By Andreas Butler
For Hometown News
There is a young African-American family promoting healthy living in Daytona Beach.
Omar Brown and Camille Holder-Brown plan to open Kale Café at 116 N. Beach St. in October.
The couple has been at numerous community events promoting healthy eating, selling healthy smoothies and fresh fruits and vegetables.
They run Midtown Echo Village Inc., for which they have filed 501(c)3 non-profit status. They plan to run the café through Midtown Echo Village.
"We are going to make this a juice bar/café. It's the same stuff we have been doing for the past two years," Omar Brown said. "We will continue to promote healthy life styles with our juices, smoothies and my wife's cooking classes."
"We advocate healthy lifestyles and environmental sustainability," Camille Holder-Brown said. "We have gone out in the community and taught people how to eat a healthy plant-based diet."
The couple also has worked the community garden at Bonner Elementary (now Childs Academy).
They still need funds to get the café up and running, and are trying to raise $20,000 over a 20-day period.
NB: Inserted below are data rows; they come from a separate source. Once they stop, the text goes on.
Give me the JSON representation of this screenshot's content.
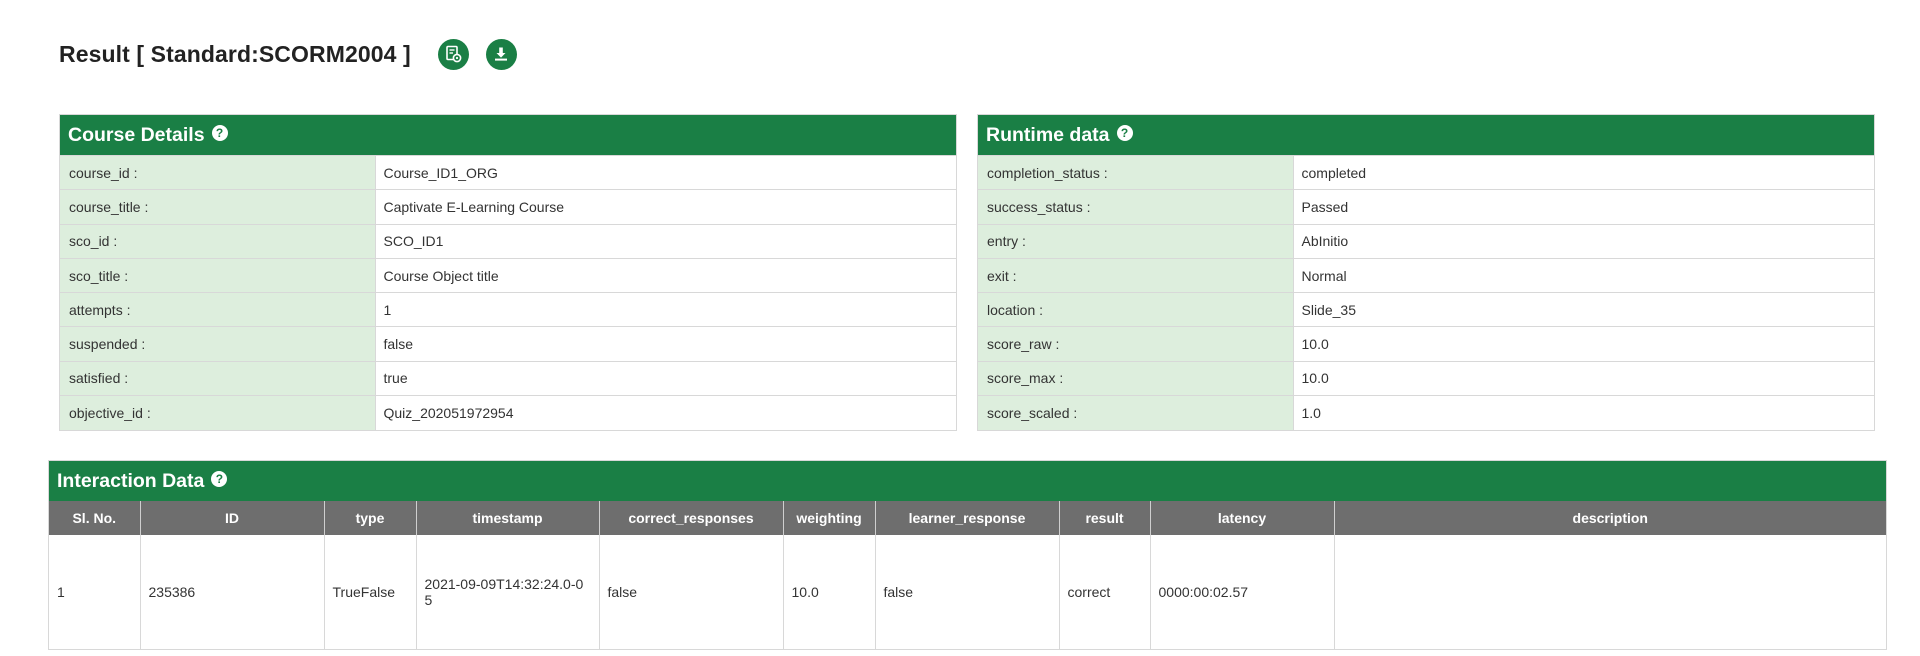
{
  "header": {
    "title": "Result [ Standard:SCORM2004 ]",
    "icons": [
      "report-settings-icon",
      "download-icon"
    ]
  },
  "course_details": {
    "title": "Course Details",
    "rows": [
      {
        "key": "course_id :",
        "value": "Course_ID1_ORG"
      },
      {
        "key": "course_title :",
        "value": "Captivate E-Learning Course"
      },
      {
        "key": "sco_id :",
        "value": "SCO_ID1"
      },
      {
        "key": "sco_title :",
        "value": "Course Object title"
      },
      {
        "key": "attempts :",
        "value": "1"
      },
      {
        "key": "suspended :",
        "value": "false"
      },
      {
        "key": "satisfied :",
        "value": "true"
      },
      {
        "key": "objective_id :",
        "value": "Quiz_202051972954"
      }
    ]
  },
  "runtime_data": {
    "title": "Runtime data",
    "rows": [
      {
        "key": "completion_status :",
        "value": "completed"
      },
      {
        "key": "success_status :",
        "value": "Passed"
      },
      {
        "key": "entry :",
        "value": "AbInitio"
      },
      {
        "key": "exit :",
        "value": "Normal"
      },
      {
        "key": "location :",
        "value": "Slide_35"
      },
      {
        "key": "score_raw :",
        "value": "10.0"
      },
      {
        "key": "score_max :",
        "value": "10.0"
      },
      {
        "key": "score_scaled :",
        "value": "1.0"
      }
    ]
  },
  "interaction_data": {
    "title": "Interaction Data",
    "columns": [
      "Sl. No.",
      "ID",
      "type",
      "timestamp",
      "correct_responses",
      "weighting",
      "learner_response",
      "result",
      "latency",
      "description"
    ],
    "rows": [
      [
        "1",
        "235386",
        "TrueFalse",
        "2021-09-09T14:32:24.0-05",
        "false",
        "10.0",
        "false",
        "correct",
        "0000:00:02.57",
        ""
      ]
    ]
  },
  "colors": {
    "brand_green": "#1a7f45",
    "key_cell_bg": "#ddeedd",
    "table_header_bg": "#6e6e6e"
  }
}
They were able to get the building thanks to a $10,000 loan.
"We got the $10,000 from a teacher at Turie T. (Small, who) wishes to remain anonymous. We are grateful. We still need some help," Mrs. Holder-Brown said.
The main goal is to promote and provide healthy eating options.
"We want to teach people to eat healthy and provide a place where people can come get affordable and quick healthy food," she said. "We hope to do monthly events to show people how to eat healthy rather with workshops, show films and we want to eventually work with schools."
"We want to be the epicenter of health rather it be some kind of western medicine, yoga," Mr. Brown said. "People who eat our food and drink our smoothies are often in the same circle. They eat healthy. The other people who are our target are people who are unhealthy and don't know what to do and turn things around. We want to show them how and provide a service for those who already are healthy."
The café's menu will include Caribbean vegan food, brown stew tofu, sautéed cabbage, brown rice and peas, curry chickpeas, jerk vegan chicken, kale salad, mango papaya carrot smoothie, kale smoothie, wraps, scones, scrambled tofu, fresh citrus juice, fresh pressed juices and wheat grass shots.
"We had to master this. It's a lot of stuff that we were eating our selves. We will have signature smoothies here," Mrs. Holder-Brown said.
Providing healthy eating options for the black community is another goal.
"That was one of the first things that we noticed that there is a huge disparity with health and the health of our community, especially in Midtown where we live," Mr. Brown said. "When it comes to health, we are just world's apart from other people. We are not as healthy. We aren't getting checked out and when we find something is wrong, we don't always get stuff done. Economics have a lot to do with it."
"As black people we have to focus on preventative care," Mrs. Holder-Brown said, "especially those who are low income and cannot afford health insurance."
In addition to serving healthy food, Kale Café hopes to bring in some entertainment. They plan to have live reggae music, spoken word, jazz, family disco, movies, cooking classes and gardening workshops.
"We also hope to do some dances and live music. We want to get families moving again and people to come together. Remember the Soul Train line that we had when we were coming up? And all the cultural stuff? We also want to showcase local talent and art. We hope to get a local artist in here," Mrs. Holder-Brown said.
"A lot of our stuff is derived from the Caribbean," Mr. Brown said. "We are both of Jamaican Heritage."
Mrs. Holder-Brown is a local product. She grew up in Daytona Beach and Port Orange. She attended Turie T. Small Elementary, Campbell Middle and Mainland High School where she was drum major in the band.
"I got a lot of love and support growing up here. I was in the band at Campbell and Mainland and we often marched in the Bethune-Cookman homecoming parade. I still get a lot of that love and support when I am out doing things in the community that I got back then," she said.
The Brown's moved to Florida for various reasons a few years ago.
"When my husband was laid off in New York, I wanted to come home. Up there life is all about hustle and bustle. I wanted my family to be able to come here and enjoy family, the beach, open spaces and affordable living. I always enjoyed the quality of life and relationships, resources and the sense of community here," Mrs. Holder-Brown said.
For more information, call (347) 661-7197 or (386) 227-7393 or visit midtownecovillage.org.